[Excerpted records — start]

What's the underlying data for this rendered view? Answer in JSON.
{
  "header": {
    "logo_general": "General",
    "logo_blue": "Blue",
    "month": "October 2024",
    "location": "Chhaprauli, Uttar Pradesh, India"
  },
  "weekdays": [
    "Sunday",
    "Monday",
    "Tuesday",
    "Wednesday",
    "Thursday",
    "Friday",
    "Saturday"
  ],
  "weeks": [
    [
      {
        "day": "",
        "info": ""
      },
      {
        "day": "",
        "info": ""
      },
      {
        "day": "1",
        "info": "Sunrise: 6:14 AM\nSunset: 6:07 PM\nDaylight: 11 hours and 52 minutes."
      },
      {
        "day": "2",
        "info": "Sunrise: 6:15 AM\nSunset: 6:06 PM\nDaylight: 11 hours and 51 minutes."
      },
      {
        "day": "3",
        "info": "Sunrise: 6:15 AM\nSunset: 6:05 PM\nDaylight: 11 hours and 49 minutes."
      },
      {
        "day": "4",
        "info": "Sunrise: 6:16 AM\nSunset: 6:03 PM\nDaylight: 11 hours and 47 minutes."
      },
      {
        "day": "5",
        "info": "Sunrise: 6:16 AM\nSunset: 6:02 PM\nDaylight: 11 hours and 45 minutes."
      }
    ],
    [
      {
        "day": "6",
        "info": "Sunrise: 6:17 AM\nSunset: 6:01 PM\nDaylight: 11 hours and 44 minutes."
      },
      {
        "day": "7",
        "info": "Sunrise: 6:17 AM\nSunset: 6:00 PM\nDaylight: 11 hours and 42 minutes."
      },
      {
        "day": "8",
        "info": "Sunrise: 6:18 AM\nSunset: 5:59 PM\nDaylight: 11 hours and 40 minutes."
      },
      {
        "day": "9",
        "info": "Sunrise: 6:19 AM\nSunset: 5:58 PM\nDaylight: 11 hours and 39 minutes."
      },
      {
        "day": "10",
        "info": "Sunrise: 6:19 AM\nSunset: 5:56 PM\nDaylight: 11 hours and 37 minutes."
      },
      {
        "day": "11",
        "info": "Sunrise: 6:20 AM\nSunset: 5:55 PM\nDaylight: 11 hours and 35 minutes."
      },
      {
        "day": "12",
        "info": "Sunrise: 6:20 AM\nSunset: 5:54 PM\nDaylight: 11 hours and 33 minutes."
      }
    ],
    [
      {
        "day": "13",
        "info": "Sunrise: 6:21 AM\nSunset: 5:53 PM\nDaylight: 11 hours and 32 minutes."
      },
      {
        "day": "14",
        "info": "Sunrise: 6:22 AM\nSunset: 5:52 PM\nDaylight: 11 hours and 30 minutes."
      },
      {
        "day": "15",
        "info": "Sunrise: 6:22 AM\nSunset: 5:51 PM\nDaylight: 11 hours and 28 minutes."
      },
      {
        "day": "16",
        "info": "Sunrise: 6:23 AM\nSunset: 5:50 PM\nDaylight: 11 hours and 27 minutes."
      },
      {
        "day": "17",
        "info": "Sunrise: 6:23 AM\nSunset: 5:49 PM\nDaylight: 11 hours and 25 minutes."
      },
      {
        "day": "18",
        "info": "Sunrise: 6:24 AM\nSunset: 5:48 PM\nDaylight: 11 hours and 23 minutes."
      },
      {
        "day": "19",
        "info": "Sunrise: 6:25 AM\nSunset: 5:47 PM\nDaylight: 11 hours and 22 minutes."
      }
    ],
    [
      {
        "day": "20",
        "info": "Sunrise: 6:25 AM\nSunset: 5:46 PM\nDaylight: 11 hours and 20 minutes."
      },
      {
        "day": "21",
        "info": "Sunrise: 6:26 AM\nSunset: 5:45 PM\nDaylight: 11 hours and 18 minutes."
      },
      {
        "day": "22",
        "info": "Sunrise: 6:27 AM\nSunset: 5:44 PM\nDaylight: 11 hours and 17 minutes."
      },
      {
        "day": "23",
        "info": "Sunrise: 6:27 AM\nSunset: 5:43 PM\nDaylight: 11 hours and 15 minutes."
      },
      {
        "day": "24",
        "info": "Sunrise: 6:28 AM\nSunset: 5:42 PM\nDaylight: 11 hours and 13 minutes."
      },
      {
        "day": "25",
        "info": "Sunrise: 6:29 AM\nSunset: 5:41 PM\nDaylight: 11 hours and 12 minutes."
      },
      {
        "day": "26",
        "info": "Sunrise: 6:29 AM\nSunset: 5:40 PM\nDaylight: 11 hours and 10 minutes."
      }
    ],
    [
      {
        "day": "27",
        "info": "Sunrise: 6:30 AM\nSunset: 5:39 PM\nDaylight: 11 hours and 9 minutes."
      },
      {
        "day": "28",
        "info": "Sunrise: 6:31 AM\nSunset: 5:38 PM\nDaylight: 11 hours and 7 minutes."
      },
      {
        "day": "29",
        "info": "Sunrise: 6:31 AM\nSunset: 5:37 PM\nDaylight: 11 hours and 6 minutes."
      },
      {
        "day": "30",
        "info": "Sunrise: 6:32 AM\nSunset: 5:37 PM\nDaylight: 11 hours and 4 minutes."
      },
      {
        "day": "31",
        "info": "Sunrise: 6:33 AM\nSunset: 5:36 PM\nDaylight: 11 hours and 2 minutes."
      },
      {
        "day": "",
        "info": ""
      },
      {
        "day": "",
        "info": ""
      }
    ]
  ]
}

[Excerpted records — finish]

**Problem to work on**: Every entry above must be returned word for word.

**Problem solution**:
What's the underlying data for this rendered view? Answer in JSON.
{
  "header": {
    "logo_general": "General",
    "logo_blue": "Blue",
    "month": "October 2024",
    "location": "Chhaprauli, Uttar Pradesh, India"
  },
  "weekdays": [
    "Sunday",
    "Monday",
    "Tuesday",
    "Wednesday",
    "Thursday",
    "Friday",
    "Saturday"
  ],
  "weeks": [
    [
      {
        "day": "",
        "info": ""
      },
      {
        "day": "",
        "info": ""
      },
      {
        "day": "1",
        "info": "Sunrise: 6:14 AM\nSunset: 6:07 PM\nDaylight: 11 hours and 52 minutes."
      },
      {
        "day": "2",
        "info": "Sunrise: 6:15 AM\nSunset: 6:06 PM\nDaylight: 11 hours and 51 minutes."
      },
      {
        "day": "3",
        "info": "Sunrise: 6:15 AM\nSunset: 6:05 PM\nDaylight: 11 hours and 49 minutes."
      },
      {
        "day": "4",
        "info": "Sunrise: 6:16 AM\nSunset: 6:03 PM\nDaylight: 11 hours and 47 minutes."
      },
      {
        "day": "5",
        "info": "Sunrise: 6:16 AM\nSunset: 6:02 PM\nDaylight: 11 hours and 45 minutes."
      }
    ],
    [
      {
        "day": "6",
        "info": "Sunrise: 6:17 AM\nSunset: 6:01 PM\nDaylight: 11 hours and 44 minutes."
      },
      {
        "day": "7",
        "info": "Sunrise: 6:17 AM\nSunset: 6:00 PM\nDaylight: 11 hours and 42 minutes."
      },
      {
        "day": "8",
        "info": "Sunrise: 6:18 AM\nSunset: 5:59 PM\nDaylight: 11 hours and 40 minutes."
      },
      {
        "day": "9",
        "info": "Sunrise: 6:19 AM\nSunset: 5:58 PM\nDaylight: 11 hours and 39 minutes."
      },
      {
        "day": "10",
        "info": "Sunrise: 6:19 AM\nSunset: 5:56 PM\nDaylight: 11 hours and 37 minutes."
      },
      {
        "day": "11",
        "info": "Sunrise: 6:20 AM\nSunset: 5:55 PM\nDaylight: 11 hours and 35 minutes."
      },
      {
        "day": "12",
        "info": "Sunrise: 6:20 AM\nSunset: 5:54 PM\nDaylight: 11 hours and 33 minutes."
      }
    ],
    [
      {
        "day": "13",
        "info": "Sunrise: 6:21 AM\nSunset: 5:53 PM\nDaylight: 11 hours and 32 minutes."
      },
      {
        "day": "14",
        "info": "Sunrise: 6:22 AM\nSunset: 5:52 PM\nDaylight: 11 hours and 30 minutes."
      },
      {
        "day": "15",
        "info": "Sunrise: 6:22 AM\nSunset: 5:51 PM\nDaylight: 11 hours and 28 minutes."
      },
      {
        "day": "16",
        "info": "Sunrise: 6:23 AM\nSunset: 5:50 PM\nDaylight: 11 hours and 27 minutes."
      },
      {
        "day": "17",
        "info": "Sunrise: 6:23 AM\nSunset: 5:49 PM\nDaylight: 11 hours and 25 minutes."
      },
      {
        "day": "18",
        "info": "Sunrise: 6:24 AM\nSunset: 5:48 PM\nDaylight: 11 hours and 23 minutes."
      },
      {
        "day": "19",
        "info": "Sunrise: 6:25 AM\nSunset: 5:47 PM\nDaylight: 11 hours and 22 minutes."
      }
    ],
    [
      {
        "day": "20",
        "info": "Sunrise: 6:25 AM\nSunset: 5:46 PM\nDaylight: 11 hours and 20 minutes."
      },
      {
        "day": "21",
        "info": "Sunrise: 6:26 AM\nSunset: 5:45 PM\nDaylight: 11 hours and 18 minutes."
      },
      {
        "day": "22",
        "info": "Sunrise: 6:27 AM\nSunset: 5:44 PM\nDaylight: 11 hours and 17 minutes."
      },
      {
        "day": "23",
        "info": "Sunrise: 6:27 AM\nSunset: 5:43 PM\nDaylight: 11 hours and 15 minutes."
      },
      {
        "day": "24",
        "info": "Sunrise: 6:28 AM\nSunset: 5:42 PM\nDaylight: 11 hours and 13 minutes."
      },
      {
        "day": "25",
        "info": "Sunrise: 6:29 AM\nSunset: 5:41 PM\nDaylight: 11 hours and 12 minutes."
      },
      {
        "day": "26",
        "info": "Sunrise: 6:29 AM\nSunset: 5:40 PM\nDaylight: 11 hours and 10 minutes."
      }
    ],
    [
      {
        "day": "27",
        "info": "Sunrise: 6:30 AM\nSunset: 5:39 PM\nDaylight: 11 hours and 9 minutes."
      },
      {
        "day": "28",
        "info": "Sunrise: 6:31 AM\nSunset: 5:38 PM\nDaylight: 11 hours and 7 minutes."
      },
      {
        "day": "29",
        "info": "Sunrise: 6:31 AM\nSunset: 5:37 PM\nDaylight: 11 hours and 6 minutes."
      },
      {
        "day": "30",
        "info": "Sunrise: 6:32 AM\nSunset: 5:37 PM\nDaylight: 11 hours and 4 minutes."
      },
      {
        "day": "31",
        "info": "Sunrise: 6:33 AM\nSunset: 5:36 PM\nDaylight: 11 hours and 2 minutes."
      },
      {
        "day": "",
        "info": ""
      },
      {
        "day": "",
        "info": ""
      }
    ]
  ]
}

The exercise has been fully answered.